*** Records supplied Section Begins ***

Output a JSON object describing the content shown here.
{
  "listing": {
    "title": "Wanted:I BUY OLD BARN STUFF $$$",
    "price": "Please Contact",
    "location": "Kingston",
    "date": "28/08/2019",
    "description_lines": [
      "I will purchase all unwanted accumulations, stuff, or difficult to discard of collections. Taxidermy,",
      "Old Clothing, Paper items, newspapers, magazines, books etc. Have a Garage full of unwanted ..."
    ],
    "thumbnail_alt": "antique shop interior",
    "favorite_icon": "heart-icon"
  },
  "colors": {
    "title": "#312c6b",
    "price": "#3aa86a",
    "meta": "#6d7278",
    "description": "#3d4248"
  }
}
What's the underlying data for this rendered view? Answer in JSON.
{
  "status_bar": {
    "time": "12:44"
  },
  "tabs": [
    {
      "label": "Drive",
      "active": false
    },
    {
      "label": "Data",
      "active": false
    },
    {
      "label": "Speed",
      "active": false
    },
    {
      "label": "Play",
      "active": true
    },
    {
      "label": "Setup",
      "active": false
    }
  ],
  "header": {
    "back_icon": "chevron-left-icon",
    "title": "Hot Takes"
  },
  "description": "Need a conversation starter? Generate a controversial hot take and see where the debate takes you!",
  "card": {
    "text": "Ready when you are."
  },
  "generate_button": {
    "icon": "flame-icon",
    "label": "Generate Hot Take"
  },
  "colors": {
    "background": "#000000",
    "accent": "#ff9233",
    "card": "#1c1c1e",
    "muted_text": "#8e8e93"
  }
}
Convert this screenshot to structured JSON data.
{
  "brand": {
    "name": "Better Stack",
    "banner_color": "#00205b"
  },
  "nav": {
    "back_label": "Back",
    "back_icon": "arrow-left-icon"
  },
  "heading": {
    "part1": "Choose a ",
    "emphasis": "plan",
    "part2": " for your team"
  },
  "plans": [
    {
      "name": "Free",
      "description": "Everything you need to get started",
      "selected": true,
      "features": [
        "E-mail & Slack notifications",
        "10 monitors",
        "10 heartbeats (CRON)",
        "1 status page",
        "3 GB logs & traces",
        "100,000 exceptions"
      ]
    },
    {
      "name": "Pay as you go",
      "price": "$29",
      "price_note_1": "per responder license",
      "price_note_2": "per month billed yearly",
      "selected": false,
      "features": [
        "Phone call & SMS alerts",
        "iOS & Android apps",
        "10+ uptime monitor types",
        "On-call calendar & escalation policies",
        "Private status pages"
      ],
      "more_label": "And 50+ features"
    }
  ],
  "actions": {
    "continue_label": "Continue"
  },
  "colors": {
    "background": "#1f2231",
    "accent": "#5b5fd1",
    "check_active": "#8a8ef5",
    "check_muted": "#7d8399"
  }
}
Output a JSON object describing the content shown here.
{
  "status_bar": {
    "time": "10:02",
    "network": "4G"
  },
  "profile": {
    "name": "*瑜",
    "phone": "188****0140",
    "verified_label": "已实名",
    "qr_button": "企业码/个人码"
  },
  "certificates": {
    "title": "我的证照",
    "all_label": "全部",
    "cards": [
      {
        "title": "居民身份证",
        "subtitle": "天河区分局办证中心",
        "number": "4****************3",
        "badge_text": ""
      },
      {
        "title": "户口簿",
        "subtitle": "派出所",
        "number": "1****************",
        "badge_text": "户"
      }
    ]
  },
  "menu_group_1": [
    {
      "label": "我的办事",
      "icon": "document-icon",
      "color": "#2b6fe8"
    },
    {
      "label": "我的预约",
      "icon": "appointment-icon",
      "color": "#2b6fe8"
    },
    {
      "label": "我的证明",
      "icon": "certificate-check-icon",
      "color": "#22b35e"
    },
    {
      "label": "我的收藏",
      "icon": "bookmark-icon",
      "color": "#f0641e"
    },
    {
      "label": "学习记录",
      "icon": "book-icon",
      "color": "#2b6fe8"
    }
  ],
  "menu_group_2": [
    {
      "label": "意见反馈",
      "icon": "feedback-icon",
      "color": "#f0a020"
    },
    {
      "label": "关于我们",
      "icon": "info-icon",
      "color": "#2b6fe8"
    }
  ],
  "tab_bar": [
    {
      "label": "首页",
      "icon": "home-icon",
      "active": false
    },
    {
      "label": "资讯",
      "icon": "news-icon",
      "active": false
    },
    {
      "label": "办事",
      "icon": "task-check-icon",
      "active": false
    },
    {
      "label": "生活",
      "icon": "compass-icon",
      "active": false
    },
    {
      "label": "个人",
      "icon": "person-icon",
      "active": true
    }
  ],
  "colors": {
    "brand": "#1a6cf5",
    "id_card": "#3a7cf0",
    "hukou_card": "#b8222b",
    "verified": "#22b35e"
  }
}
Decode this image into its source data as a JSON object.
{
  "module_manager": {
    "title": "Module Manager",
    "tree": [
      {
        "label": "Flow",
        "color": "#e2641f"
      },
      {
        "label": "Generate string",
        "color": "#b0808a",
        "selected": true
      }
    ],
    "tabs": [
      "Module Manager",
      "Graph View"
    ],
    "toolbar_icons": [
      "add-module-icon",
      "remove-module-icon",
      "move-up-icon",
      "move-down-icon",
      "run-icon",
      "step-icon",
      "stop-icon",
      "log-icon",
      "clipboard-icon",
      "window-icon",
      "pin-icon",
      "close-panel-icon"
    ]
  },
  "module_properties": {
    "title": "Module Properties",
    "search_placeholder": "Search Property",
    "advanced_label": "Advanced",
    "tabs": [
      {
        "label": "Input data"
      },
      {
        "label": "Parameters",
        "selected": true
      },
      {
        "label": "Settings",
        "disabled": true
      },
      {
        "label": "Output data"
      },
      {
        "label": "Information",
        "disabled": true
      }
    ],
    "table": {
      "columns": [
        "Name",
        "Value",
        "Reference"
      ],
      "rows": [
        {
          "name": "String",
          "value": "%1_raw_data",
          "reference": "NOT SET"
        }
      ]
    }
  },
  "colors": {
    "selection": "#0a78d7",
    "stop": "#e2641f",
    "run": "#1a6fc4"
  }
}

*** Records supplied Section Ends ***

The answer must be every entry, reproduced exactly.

Output a JSON object describing the content shown here.
{
  "listing": {
    "title": "Wanted:I BUY OLD BARN STUFF $$$",
    "price": "Please Contact",
    "location": "Kingston",
    "date": "28/08/2019",
    "description_lines": [
      "I will purchase all unwanted accumulations, stuff, or difficult to discard of collections. Taxidermy,",
      "Old Clothing, Paper items, newspapers, magazines, books etc. Have a Garage full of unwanted ..."
    ],
    "thumbnail_alt": "antique shop interior",
    "favorite_icon": "heart-icon"
  },
  "colors": {
    "title": "#312c6b",
    "price": "#3aa86a",
    "meta": "#6d7278",
    "description": "#3d4248"
  }
}
What's the underlying data for this rendered view? Answer in JSON.
{
  "status_bar": {
    "time": "12:44"
  },
  "tabs": [
    {
      "label": "Drive",
      "active": false
    },
    {
      "label": "Data",
      "active": false
    },
    {
      "label": "Speed",
      "active": false
    },
    {
      "label": "Play",
      "active": true
    },
    {
      "label": "Setup",
      "active": false
    }
  ],
  "header": {
    "back_icon": "chevron-left-icon",
    "title": "Hot Takes"
  },
  "description": "Need a conversation starter? Generate a controversial hot take and see where the debate takes you!",
  "card": {
    "text": "Ready when you are."
  },
  "generate_button": {
    "icon": "flame-icon",
    "label": "Generate Hot Take"
  },
  "colors": {
    "background": "#000000",
    "accent": "#ff9233",
    "card": "#1c1c1e",
    "muted_text": "#8e8e93"
  }
}
Convert this screenshot to structured JSON data.
{
  "brand": {
    "name": "Better Stack",
    "banner_color": "#00205b"
  },
  "nav": {
    "back_label": "Back",
    "back_icon": "arrow-left-icon"
  },
  "heading": {
    "part1": "Choose a ",
    "emphasis": "plan",
    "part2": " for your team"
  },
  "plans": [
    {
      "name": "Free",
      "description": "Everything you need to get started",
      "selected": true,
      "features": [
        "E-mail & Slack notifications",
        "10 monitors",
        "10 heartbeats (CRON)",
        "1 status page",
        "3 GB logs & traces",
        "100,000 exceptions"
      ]
    },
    {
      "name": "Pay as you go",
      "price": "$29",
      "price_note_1": "per responder license",
      "price_note_2": "per month billed yearly",
      "selected": false,
      "features": [
        "Phone call & SMS alerts",
        "iOS & Android apps",
        "10+ uptime monitor types",
        "On-call calendar & escalation policies",
        "Private status pages"
      ],
      "more_label": "And 50+ features"
    }
  ],
  "actions": {
    "continue_label": "Continue"
  },
  "colors": {
    "background": "#1f2231",
    "accent": "#5b5fd1",
    "check_active": "#8a8ef5",
    "check_muted": "#7d8399"
  }
}
Output a JSON object describing the content shown here.
{
  "status_bar": {
    "time": "10:02",
    "network": "4G"
  },
  "profile": {
    "name": "*瑜",
    "phone": "188****0140",
    "verified_label": "已实名",
    "qr_button": "企业码/个人码"
  },
  "certificates": {
    "title": "我的证照",
    "all_label": "全部",
    "cards": [
      {
        "title": "居民身份证",
        "subtitle": "天河区分局办证中心",
        "number": "4****************3",
        "badge_text": ""
      },
      {
        "title": "户口簿",
        "subtitle": "派出所",
        "number": "1****************",
        "badge_text": "户"
      }
    ]
  },
  "menu_group_1": [
    {
      "label": "我的办事",
      "icon": "document-icon",
      "color": "#2b6fe8"
    },
    {
      "label": "我的预约",
      "icon": "appointment-icon",
      "color": "#2b6fe8"
    },
    {
      "label": "我的证明",
      "icon": "certificate-check-icon",
      "color": "#22b35e"
    },
    {
      "label": "我的收藏",
      "icon": "bookmark-icon",
      "color": "#f0641e"
    },
    {
      "label": "学习记录",
      "icon": "book-icon",
      "color": "#2b6fe8"
    }
  ],
  "menu_group_2": [
    {
      "label": "意见反馈",
      "icon": "feedback-icon",
      "color": "#f0a020"
    },
    {
      "label": "关于我们",
      "icon": "info-icon",
      "color": "#2b6fe8"
    }
  ],
  "tab_bar": [
    {
      "label": "首页",
      "icon": "home-icon",
      "active": false
    },
    {
      "label": "资讯",
      "icon": "news-icon",
      "active": false
    },
    {
      "label": "办事",
      "icon": "task-check-icon",
      "active": false
    },
    {
      "label": "生活",
      "icon": "compass-icon",
      "active": false
    },
    {
      "label": "个人",
      "icon": "person-icon",
      "active": true
    }
  ],
  "colors": {
    "brand": "#1a6cf5",
    "id_card": "#3a7cf0",
    "hukou_card": "#b8222b",
    "verified": "#22b35e"
  }
}
Decode this image into its source data as a JSON object.
{
  "module_manager": {
    "title": "Module Manager",
    "tree": [
      {
        "label": "Flow",
        "color": "#e2641f"
      },
      {
        "label": "Generate string",
        "color": "#b0808a",
        "selected": true
      }
    ],
    "tabs": [
      "Module Manager",
      "Graph View"
    ],
    "toolbar_icons": [
      "add-module-icon",
      "remove-module-icon",
      "move-up-icon",
      "move-down-icon",
      "run-icon",
      "step-icon",
      "stop-icon",
      "log-icon",
      "clipboard-icon",
      "window-icon",
      "pin-icon",
      "close-panel-icon"
    ]
  },
  "module_properties": {
    "title": "Module Properties",
    "search_placeholder": "Search Property",
    "advanced_label": "Advanced",
    "tabs": [
      {
        "label": "Input data"
      },
      {
        "label": "Parameters",
        "selected": true
      },
      {
        "label": "Settings",
        "disabled": true
      },
      {
        "label": "Output data"
      },
      {
        "label": "Information",
        "disabled": true
      }
    ],
    "table": {
      "columns": [
        "Name",
        "Value",
        "Reference"
      ],
      "rows": [
        {
          "name": "String",
          "value": "%1_raw_data",
          "reference": "NOT SET"
        }
      ]
    }
  },
  "colors": {
    "selection": "#0a78d7",
    "stop": "#e2641f",
    "run": "#1a6fc4"
  }
}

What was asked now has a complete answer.